While the concept of Facebook has intrigued me (and I will see the movie) and does provide certain advantages for keeping in touch with others on a momentary basis, I find blogging to be more authentic and a vehicle to allow a thought and discussion in a more conversational manner (mea culpa-haven't been a good blogger of late). I know many find twittering quite productive, but I don't twitter. There just aren't enough hours in a day ..

In the news today is a sad story of a first-year college student who took his life seemingly after having an intimate incident videoed live on a social network by two other students, one his roommate. Is the rampant use of technology somehow detaching the user from his moral and social obligations? In this case, a first-year college student is hardly too young to understand that one's actions have repercussions. Is it the sense of anonymity that technology provides the user to be quick with a thoughtless comment or film intimate events without the filter of judgment?

Working in a college setting, I know well that many students view the campus as an isolated cocoon. But we are all creatures of a society and hopefully have the values instilled us from many resources to care about fellow human beings. Technology has provided a tool to us to increase our knowledge, keep us in contact with others around the world, guided us and entertained us, but it is my hope that along with these benefits come a sense of obligation from the user.

Thanks, I feel better now ..


Trekcapri said...

Hi M, very well said. I also heard of that awful story on the news. I feel very sad for the family's loss.

I do love what technology has brought to the table but it does have a terrible downside to it when it is misused.

Thank you for writing this important post.

Anne said...

m - thanks for this very thought provoking post.

As a parent, I find it hard to know what to think about the social platforms and texting and other forms of technology. On the one hand, they can bring us closer together, shrink the boundaries of global community. On the other...I don't know, I wonder about the long term impact on social development. I know my 14 yr old daughter's mood can swing from sunshine to black hole in the blink of an eye because of a text or a post on someone's FB that gets misinterpreted. Otherwise innocuous comments take on whole new proportions when shared on a social network instead of with a friend or two. Not to mention how much more widespread and aggressive bullying behaviours can grow when one can simply post online and not have to look the target in the eyes, not have to face those who stand against bullying.

Have you seen the youtube clip of Ellen deG talking about bullying? Really moving, you can tell she is choked up in places.

Good to keep these issues in the spotlight.
Blessings, A

Annie said...

Excellent post. Very thought provoking. While I love aspects of all this new technology, I have some real reservations about it too....privacy for one and also the fact that things happen like that poor student.

I don't do Facebook or Twitter. I don't text either (I have a cell phone but I only use it for emergencies and no one knows the number!). I spend so much time on the computer for my job, and then there's blogging (which I love) and I also do a lot of on-line work for the cat sanctuary where I volunteer. Just feel like I've got to draw the line somewhere (and I don't particularly want to re-connect with people I went to middle school with, ha ha).

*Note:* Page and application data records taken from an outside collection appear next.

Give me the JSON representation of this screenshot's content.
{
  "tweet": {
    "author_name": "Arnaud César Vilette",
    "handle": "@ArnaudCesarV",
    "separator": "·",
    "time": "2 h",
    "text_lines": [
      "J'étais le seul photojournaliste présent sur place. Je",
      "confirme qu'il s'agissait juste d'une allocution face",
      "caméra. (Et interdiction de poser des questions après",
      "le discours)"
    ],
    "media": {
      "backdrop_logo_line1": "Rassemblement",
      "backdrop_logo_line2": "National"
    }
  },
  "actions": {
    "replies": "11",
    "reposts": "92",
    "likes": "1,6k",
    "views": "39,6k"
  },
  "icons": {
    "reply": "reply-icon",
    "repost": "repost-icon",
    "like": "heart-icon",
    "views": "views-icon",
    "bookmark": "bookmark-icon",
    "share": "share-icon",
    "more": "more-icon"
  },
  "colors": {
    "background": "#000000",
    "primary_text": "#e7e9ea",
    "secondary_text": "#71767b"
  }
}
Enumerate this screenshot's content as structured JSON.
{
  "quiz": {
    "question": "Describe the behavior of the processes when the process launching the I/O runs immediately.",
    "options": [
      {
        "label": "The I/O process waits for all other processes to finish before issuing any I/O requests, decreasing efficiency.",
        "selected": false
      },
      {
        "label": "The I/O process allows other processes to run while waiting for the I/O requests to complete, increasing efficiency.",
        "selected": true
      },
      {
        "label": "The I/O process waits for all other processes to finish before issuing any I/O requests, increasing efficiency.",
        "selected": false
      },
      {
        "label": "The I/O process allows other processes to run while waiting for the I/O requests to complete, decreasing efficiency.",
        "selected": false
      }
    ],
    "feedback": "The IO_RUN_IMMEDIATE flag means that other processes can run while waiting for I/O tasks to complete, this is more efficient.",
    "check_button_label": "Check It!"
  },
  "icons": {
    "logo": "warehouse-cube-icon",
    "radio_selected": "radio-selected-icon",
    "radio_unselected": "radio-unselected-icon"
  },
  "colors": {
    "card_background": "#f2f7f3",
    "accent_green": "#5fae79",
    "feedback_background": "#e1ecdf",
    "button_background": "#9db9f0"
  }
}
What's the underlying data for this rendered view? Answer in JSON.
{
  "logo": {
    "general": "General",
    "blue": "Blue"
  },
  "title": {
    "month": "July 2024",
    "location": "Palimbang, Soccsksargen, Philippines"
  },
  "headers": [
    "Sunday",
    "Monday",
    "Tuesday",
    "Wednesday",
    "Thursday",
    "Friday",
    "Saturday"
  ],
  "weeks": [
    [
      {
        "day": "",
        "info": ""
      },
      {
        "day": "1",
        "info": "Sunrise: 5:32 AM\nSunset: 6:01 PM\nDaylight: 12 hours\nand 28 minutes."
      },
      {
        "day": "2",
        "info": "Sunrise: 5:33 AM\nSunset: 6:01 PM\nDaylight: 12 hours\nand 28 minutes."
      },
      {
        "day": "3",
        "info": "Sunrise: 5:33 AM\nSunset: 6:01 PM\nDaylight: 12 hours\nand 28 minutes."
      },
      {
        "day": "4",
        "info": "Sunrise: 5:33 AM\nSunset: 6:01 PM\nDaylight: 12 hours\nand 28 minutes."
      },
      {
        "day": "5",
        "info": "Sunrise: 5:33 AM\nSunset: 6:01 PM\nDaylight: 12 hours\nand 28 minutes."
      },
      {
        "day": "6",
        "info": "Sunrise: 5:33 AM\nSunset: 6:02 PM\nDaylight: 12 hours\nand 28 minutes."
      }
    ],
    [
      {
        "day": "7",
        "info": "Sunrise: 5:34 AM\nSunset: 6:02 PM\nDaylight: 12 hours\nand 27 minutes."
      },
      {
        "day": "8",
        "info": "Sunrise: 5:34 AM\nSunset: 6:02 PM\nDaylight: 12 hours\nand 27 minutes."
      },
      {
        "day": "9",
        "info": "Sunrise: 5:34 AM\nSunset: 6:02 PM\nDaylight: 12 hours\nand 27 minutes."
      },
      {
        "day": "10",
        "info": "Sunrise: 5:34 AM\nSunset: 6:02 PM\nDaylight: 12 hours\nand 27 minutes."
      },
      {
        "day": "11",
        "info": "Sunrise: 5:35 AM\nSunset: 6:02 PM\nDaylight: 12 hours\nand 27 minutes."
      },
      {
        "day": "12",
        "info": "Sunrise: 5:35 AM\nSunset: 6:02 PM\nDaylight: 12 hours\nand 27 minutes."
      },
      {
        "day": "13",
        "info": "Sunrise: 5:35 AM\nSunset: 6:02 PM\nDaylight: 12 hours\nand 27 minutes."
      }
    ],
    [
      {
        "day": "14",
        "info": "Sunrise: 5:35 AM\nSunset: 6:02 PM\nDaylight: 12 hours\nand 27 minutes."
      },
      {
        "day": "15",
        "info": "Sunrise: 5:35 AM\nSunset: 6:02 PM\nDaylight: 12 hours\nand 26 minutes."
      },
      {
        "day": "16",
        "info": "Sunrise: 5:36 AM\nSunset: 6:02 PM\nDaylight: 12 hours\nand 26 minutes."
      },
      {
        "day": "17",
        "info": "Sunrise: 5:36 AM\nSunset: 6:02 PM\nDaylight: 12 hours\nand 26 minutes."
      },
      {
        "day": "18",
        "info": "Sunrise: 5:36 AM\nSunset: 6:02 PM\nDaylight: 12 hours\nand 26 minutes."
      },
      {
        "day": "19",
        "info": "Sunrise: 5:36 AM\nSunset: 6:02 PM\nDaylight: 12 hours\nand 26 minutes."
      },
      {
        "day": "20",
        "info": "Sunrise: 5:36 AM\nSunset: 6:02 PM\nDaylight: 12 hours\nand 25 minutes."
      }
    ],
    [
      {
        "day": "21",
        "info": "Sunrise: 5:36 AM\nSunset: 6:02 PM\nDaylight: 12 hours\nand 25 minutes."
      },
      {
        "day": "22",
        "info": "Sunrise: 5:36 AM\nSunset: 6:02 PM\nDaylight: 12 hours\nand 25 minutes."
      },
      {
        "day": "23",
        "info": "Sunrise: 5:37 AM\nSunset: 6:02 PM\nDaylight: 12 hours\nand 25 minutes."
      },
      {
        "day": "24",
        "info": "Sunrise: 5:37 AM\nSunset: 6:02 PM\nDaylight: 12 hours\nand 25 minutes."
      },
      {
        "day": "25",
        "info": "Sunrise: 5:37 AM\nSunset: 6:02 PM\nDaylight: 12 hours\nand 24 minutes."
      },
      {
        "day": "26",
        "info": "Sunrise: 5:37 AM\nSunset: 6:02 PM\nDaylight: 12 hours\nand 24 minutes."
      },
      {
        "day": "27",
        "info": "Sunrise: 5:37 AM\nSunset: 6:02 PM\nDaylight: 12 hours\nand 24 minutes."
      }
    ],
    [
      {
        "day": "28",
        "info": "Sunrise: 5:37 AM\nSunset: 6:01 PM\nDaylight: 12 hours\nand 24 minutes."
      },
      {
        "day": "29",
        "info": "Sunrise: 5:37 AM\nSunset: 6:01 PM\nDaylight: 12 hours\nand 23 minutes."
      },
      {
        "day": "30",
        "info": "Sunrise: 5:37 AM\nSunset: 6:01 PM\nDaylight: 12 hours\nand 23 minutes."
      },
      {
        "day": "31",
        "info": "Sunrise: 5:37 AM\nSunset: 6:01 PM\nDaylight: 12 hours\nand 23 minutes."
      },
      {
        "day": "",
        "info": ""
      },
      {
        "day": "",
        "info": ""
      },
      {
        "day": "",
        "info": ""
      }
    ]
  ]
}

Anyway, it's a fine line. Yes it connects us but there are also a lot of sad "Eleanor Rigby" type people out there who have no life outside their online life and that worries me!